Posted at 6:52 AM, Jul 30, 2019

PALM BEACH COUNTY, Fla. — From Boca Raton to Palm Beach Gardens, doctors are turning to technology to better practice medicine. The goal is to also make their patients more at ease.

Annette Fuller and her daughter, Gaby, take lots of trips around the world, but not without a device to help keep Gaby healthy. The device clips onto their iPhone and is able to record video of Gaby's ear.

"It's like a microscopic camera that's in your ear that takes pictures," said Fuller.

They used it in Switzerland and sent the video to Dr. Chad Rudnick and Boca VIPediatrics.

"He was able to tell us if she had an ear infection or not what to do. It was pretty amazing," said Fuller.

It's one of many tools Rudnick is using these days.

The use of technology in pediatrics has been a total game changer," said Rudnick. "Because what used to be an unnecessary visit for a family to an emergency room or an ER, because it's Saturday night or it's a holiday weekend, it doesn't have to happen."

Virtual Reality technology is utilized for kids to wear while they get their shots.
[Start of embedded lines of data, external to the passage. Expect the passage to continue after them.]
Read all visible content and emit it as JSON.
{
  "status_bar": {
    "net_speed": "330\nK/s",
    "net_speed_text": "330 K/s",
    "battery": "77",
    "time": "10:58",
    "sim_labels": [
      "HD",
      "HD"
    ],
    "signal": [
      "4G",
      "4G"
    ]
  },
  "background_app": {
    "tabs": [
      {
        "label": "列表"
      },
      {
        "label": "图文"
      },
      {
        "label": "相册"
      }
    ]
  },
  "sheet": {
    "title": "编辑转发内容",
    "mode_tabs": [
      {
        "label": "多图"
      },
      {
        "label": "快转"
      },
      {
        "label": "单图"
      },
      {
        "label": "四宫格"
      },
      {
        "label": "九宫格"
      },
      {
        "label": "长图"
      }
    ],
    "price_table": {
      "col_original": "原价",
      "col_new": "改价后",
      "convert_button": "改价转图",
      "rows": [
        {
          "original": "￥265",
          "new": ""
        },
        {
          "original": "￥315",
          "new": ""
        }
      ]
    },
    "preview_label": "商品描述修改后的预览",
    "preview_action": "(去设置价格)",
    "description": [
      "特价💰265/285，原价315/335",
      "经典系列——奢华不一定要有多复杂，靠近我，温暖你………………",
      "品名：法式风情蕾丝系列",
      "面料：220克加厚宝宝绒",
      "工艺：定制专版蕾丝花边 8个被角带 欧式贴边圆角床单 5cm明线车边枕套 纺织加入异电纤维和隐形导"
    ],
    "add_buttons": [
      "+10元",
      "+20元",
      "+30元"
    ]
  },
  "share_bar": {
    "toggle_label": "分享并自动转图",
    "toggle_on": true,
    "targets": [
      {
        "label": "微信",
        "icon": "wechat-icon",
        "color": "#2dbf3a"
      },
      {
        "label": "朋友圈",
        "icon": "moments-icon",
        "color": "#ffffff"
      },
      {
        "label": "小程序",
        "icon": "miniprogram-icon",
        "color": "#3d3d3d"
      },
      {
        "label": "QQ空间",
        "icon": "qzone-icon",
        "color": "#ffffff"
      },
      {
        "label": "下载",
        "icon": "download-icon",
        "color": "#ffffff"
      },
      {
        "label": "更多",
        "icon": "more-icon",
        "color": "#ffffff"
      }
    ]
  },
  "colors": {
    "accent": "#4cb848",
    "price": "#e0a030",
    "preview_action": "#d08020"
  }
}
A stethoscope is also available that connects to a phone.

"I'm able to listen to a cough. I'm able to listen to a heartbeat, and see is there any wheezing signs of pneumonia in their chest," said Rudnick.

Dr. Laurie Rothman, a family physician, turned to technology for another reason. She noticed a big difference in how she practiced when doctors started using electronic medical records.

"It felt like I kept having to turn away from them look at a screen and then look back at them, and I could tell that I was frustrated. Patients were frustrated," said Rothman.

She started wearing Google glasses. Now, she uses a secure smart phone that has a live audio visual stream with a scribe.

"I would be connected to an offsite scribe, so I could just be with you, talk to you, get your history, ask your questions, and my scribe would (transcribe) all the documentation," said Rothman. "I get to make eye contact with my patients. I get to kind of forget about the chart for the first part of the visit."

And that's the goal all along.